> _Work required_
Your answer should consist of every line from the records that holds the string "badge".

> _Records for this task_
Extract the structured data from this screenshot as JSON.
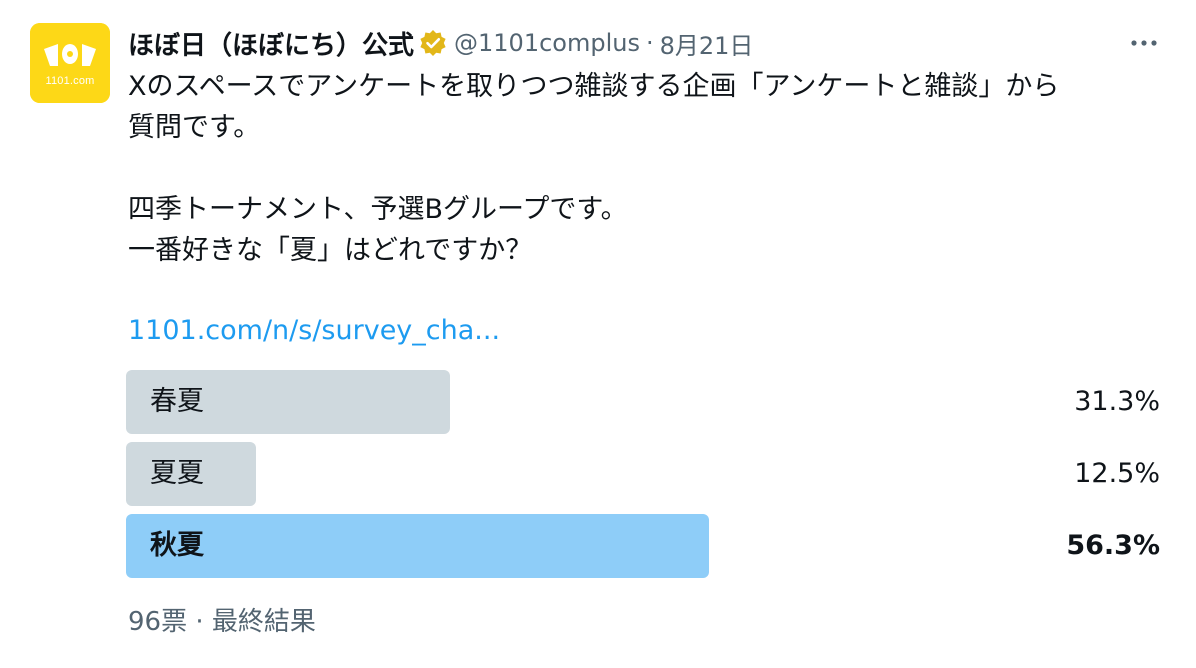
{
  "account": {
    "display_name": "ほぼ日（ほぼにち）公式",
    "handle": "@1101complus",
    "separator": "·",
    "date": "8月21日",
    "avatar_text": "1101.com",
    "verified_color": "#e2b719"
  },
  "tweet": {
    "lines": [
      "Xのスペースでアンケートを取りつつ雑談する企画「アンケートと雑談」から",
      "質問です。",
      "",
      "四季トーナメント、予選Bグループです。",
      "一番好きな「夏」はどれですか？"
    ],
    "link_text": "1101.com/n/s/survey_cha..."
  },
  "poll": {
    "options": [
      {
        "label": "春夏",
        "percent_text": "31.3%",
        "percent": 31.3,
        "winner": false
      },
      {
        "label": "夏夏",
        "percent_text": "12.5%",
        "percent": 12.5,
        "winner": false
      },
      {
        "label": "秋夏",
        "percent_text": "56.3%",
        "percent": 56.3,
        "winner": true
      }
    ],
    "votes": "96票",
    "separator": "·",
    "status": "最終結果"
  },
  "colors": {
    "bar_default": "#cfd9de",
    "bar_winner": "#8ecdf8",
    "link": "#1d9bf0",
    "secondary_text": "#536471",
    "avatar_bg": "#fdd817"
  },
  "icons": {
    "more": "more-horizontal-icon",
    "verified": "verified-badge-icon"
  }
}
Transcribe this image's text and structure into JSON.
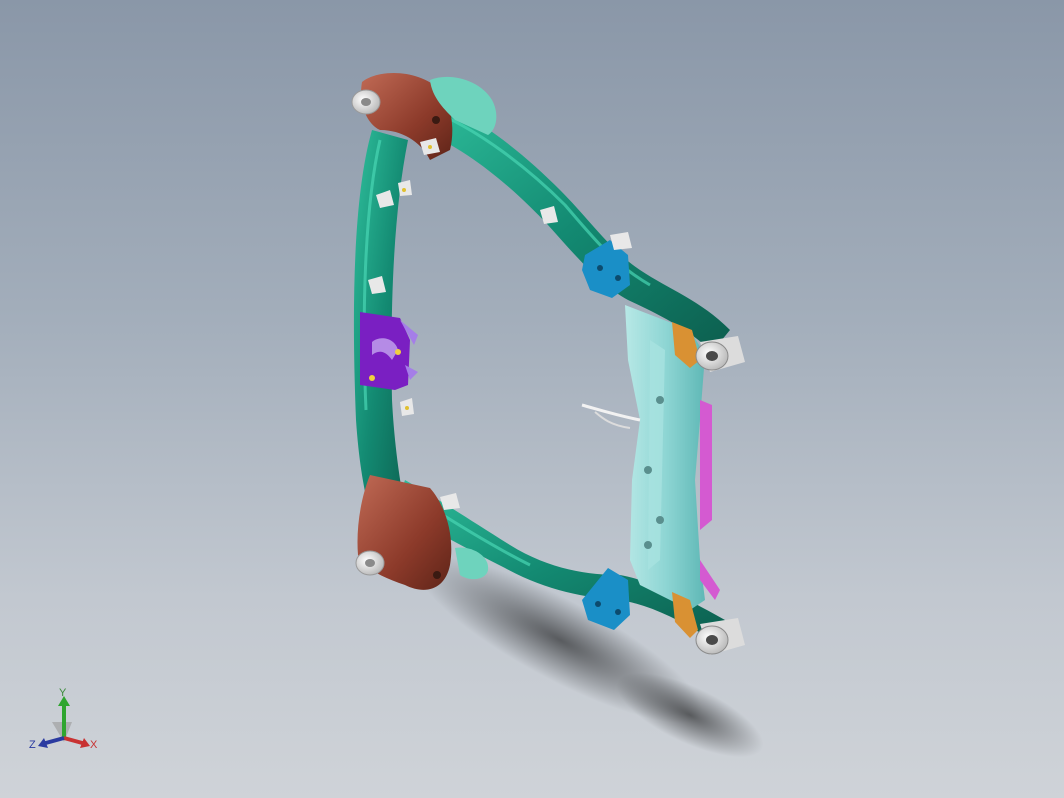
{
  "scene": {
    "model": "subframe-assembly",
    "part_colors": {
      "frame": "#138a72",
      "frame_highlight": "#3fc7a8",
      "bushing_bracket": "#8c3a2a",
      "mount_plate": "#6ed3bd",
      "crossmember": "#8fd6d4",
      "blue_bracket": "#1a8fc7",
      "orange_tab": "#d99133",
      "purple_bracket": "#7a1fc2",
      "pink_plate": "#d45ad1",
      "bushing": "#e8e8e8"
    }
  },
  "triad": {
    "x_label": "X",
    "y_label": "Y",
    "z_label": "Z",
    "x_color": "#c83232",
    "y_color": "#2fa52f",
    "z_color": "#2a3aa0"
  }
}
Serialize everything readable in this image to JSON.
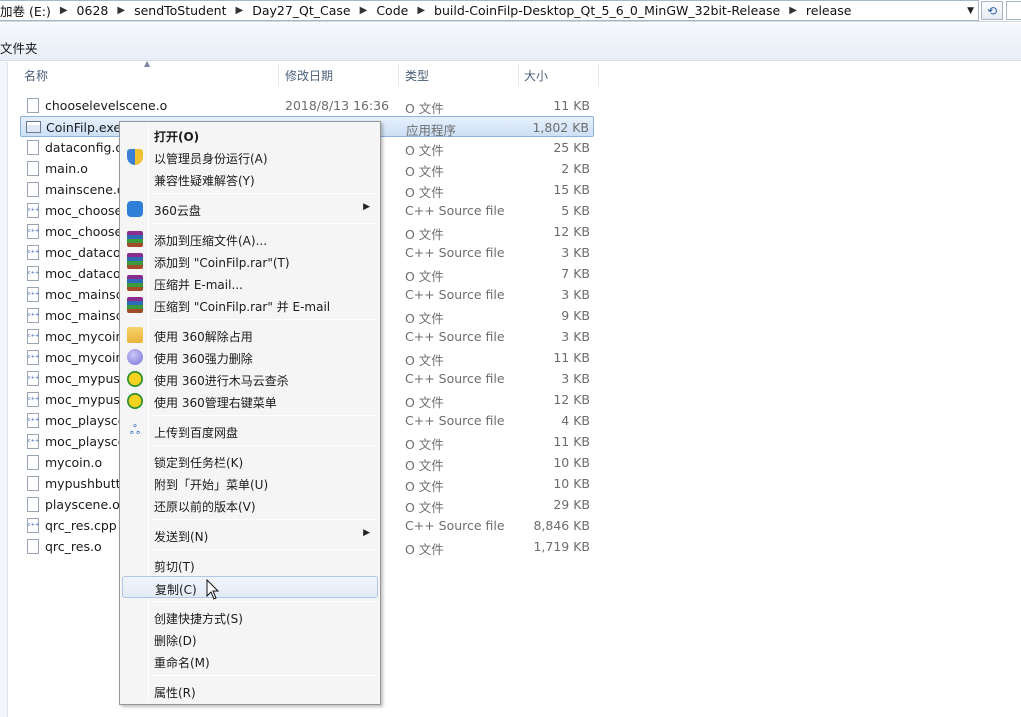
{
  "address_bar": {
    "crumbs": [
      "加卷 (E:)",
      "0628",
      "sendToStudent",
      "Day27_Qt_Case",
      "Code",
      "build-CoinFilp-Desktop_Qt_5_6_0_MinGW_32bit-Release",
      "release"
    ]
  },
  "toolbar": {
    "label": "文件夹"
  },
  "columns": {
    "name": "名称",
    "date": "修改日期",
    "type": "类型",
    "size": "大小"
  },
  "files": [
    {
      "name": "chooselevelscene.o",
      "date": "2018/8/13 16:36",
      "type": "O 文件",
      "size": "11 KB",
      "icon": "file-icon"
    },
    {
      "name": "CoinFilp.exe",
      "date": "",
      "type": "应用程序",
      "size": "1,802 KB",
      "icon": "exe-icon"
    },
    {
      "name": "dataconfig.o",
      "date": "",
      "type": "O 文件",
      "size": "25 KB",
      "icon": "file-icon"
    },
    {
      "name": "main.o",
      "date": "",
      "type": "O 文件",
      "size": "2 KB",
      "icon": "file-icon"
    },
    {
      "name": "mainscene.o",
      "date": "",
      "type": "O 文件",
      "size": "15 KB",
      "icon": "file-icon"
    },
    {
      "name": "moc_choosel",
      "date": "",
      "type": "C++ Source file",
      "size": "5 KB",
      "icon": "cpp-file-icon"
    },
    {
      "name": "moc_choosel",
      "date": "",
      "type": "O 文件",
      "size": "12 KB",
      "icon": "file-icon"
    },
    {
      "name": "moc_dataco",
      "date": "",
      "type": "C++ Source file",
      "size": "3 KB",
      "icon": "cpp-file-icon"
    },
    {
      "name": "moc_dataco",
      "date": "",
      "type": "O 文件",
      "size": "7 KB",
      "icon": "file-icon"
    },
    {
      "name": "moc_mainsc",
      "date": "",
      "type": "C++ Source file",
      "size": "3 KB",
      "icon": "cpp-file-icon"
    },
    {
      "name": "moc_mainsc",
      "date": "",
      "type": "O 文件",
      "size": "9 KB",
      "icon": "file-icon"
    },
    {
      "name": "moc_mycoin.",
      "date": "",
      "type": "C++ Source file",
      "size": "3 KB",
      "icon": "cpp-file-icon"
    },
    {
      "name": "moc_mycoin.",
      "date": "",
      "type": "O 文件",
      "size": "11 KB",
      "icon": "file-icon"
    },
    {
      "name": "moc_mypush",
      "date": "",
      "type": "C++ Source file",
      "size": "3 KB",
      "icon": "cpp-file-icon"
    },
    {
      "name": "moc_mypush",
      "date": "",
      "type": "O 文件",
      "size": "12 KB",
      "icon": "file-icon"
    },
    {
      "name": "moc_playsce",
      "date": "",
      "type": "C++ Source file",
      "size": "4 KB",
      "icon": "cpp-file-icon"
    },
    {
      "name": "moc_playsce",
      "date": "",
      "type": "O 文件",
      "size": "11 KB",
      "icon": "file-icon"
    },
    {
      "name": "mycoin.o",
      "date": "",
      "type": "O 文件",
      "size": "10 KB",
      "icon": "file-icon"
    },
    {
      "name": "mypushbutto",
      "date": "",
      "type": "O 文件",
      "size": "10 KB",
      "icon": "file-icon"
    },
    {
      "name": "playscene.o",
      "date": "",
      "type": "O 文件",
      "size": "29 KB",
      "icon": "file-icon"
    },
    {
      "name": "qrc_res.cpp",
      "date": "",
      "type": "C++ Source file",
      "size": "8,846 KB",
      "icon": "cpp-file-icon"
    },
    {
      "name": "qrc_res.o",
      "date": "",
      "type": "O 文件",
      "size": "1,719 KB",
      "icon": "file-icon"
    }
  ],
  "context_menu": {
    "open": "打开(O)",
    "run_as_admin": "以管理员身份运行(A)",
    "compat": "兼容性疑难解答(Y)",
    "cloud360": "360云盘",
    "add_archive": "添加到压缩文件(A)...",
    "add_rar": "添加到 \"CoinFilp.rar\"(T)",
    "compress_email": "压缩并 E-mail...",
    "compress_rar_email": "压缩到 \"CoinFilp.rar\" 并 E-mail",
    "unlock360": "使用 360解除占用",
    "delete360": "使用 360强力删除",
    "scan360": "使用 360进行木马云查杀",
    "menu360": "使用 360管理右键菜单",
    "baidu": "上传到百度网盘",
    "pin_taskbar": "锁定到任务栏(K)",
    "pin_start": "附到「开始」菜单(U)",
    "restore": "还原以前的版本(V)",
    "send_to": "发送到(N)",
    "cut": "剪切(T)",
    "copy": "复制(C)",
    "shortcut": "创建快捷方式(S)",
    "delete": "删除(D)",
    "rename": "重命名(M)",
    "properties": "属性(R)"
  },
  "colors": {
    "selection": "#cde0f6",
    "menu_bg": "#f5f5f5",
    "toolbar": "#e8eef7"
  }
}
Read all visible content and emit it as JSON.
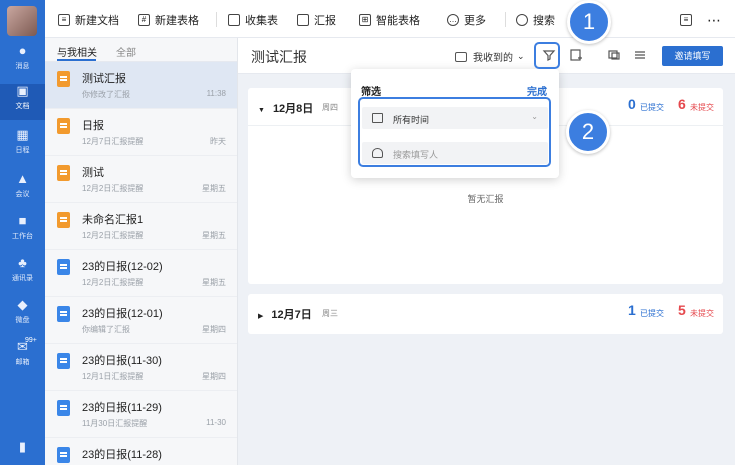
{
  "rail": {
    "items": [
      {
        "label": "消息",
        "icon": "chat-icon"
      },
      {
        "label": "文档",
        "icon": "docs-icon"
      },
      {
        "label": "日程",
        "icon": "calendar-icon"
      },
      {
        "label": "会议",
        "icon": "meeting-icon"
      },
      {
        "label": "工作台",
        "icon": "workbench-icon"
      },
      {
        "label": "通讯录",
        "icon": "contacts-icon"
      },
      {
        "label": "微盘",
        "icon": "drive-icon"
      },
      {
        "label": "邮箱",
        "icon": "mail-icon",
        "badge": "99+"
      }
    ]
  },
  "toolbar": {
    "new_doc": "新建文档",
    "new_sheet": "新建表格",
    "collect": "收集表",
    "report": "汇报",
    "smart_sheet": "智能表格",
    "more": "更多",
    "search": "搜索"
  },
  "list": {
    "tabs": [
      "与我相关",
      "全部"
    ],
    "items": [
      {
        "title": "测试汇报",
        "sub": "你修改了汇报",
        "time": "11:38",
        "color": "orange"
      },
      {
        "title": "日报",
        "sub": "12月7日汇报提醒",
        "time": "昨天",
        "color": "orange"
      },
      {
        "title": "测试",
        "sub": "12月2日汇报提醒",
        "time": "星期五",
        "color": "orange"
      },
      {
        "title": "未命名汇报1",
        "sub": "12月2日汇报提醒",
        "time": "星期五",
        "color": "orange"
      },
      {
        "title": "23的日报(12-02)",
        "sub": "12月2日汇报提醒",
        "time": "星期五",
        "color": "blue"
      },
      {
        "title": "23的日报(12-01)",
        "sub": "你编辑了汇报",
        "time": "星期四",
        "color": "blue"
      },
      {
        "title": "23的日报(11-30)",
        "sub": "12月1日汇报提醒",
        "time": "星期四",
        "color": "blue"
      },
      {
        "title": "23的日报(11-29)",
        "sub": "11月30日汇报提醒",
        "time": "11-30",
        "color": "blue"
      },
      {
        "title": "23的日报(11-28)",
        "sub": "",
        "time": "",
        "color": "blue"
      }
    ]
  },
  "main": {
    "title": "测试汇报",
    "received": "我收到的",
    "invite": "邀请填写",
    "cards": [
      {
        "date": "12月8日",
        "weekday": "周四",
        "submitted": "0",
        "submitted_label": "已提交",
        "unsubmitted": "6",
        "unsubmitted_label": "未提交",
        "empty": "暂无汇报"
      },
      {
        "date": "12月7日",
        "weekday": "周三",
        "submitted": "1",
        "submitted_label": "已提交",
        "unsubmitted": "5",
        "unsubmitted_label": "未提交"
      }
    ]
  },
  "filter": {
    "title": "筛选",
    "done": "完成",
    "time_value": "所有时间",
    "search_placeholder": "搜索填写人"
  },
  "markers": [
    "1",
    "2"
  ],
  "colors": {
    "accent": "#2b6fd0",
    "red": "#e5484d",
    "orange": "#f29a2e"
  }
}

> _Written answer_
    "verified": "verified-badge-icon"
        "badge": "99+"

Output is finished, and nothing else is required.